So what about you? What temptations rear their ugly heads at you? I bet you can name them. And I bet you know that they won’t bring you rest, not real lasting rest. When they call to you, block your ears and fill your mind with what is true. The following words from St. John Paul II are an empowering battle cry against one’s demons:

“In times of darkness do not seek an escape. Have the courage to resist the dealers in deception who make capital of your hunger for happiness and who make you pay dearly for a moment of ‘artificial paradise,’ a whiff of smoke, a dose of drinking or drugs. What claims to be a shortcut to happiness leads nowhere.”

No matter our temptations or the intensity of our heaviness, we must keep in mind these words of encouragement. While addressing both the human and divine roots of our sickness, it’s necessary that we be vulnerable, that we seek support from our brothers and sisters in Christ, and that we learn to arm ourselves for battle.

Our opponent, the Devil, is prowling (1 Peter 5:8). He doesn’t want to play nice; he wants to devour you. So be strong. Be courageous. Whatever your temptation, tell the devil who you are—tell him you’re God’s beloved. And tell yourself that, too, until you’re sure you believe it.

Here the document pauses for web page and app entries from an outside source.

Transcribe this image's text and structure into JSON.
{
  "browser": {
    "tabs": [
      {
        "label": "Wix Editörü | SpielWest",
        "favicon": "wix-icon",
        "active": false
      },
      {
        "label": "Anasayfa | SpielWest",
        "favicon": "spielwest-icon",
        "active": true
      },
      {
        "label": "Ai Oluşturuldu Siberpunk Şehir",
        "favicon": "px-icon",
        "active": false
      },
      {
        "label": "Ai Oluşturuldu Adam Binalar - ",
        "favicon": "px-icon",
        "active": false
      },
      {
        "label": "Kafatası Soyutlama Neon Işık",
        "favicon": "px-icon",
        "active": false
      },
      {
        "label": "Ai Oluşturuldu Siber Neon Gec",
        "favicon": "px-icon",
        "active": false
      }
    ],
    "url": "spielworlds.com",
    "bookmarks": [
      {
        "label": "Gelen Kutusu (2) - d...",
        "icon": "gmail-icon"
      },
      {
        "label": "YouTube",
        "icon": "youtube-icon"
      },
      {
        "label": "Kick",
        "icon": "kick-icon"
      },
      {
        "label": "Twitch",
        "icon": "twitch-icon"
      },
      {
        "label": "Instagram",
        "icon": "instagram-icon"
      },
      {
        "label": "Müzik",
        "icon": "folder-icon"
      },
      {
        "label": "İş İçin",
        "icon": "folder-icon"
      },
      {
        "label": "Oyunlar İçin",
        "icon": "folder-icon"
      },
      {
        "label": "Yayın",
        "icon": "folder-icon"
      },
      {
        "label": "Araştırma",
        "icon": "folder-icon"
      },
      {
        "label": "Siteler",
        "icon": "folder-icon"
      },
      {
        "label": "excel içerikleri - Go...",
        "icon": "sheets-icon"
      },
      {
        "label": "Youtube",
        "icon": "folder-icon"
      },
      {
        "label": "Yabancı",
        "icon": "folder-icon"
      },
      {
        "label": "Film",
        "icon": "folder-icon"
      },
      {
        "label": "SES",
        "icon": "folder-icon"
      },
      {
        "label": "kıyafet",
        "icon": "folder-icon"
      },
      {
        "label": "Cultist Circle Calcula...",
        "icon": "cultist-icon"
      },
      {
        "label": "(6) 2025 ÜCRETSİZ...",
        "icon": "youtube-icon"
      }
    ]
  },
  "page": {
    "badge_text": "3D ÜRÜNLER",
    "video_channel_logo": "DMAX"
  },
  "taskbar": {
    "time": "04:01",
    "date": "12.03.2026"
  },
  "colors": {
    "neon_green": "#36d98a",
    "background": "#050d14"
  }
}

It takes courage to win this battle. It takes courage to ask for help, to realize your weakness, and ultimately, to be strong when everything around you is dark. But God’s grace will see you through it. His grace is sufficient; His power is made perfect in our weakness (2 Corinthians 12:9).

Christ’s strength will hold you up when you are weak. The load you carry may be weighing you down, but let Jesus in to bear it with you. You’d be surprised at how much lighter it can become.

You are not alone. You are loved. You can do this, one step at a time, with Christ by your side.

“Who cares if one more light goes out? Well, I do.” -One More Light by Linkin Park

If you think you or a friend is struggling with suicidal thoughts, ask for help from someone you can trust and/or call the National Suicide Prevention Lifeline at 1-800-273-8255 (available 24 hours everyday).

Related articles:
I Am Not Depression
He Was Only 14: A Case to End Bullying

About the Author

Faith Noah

I’m a college student at Vanderbilt University studying neuroscience. I’m from the great state of Texas, and my hobbies include rapping along to Twenty One Pilots, jamming out on guitar, and watching NCIS marathons. However, at the end of the day, you’ll find me either engaging in sugar-induced fits of hyperactivity or having a deep stimulating theological discussions. One extreme or the other. Fun fact: my whole name (together) is in the Bible. Hebrews 11:7. No big deal.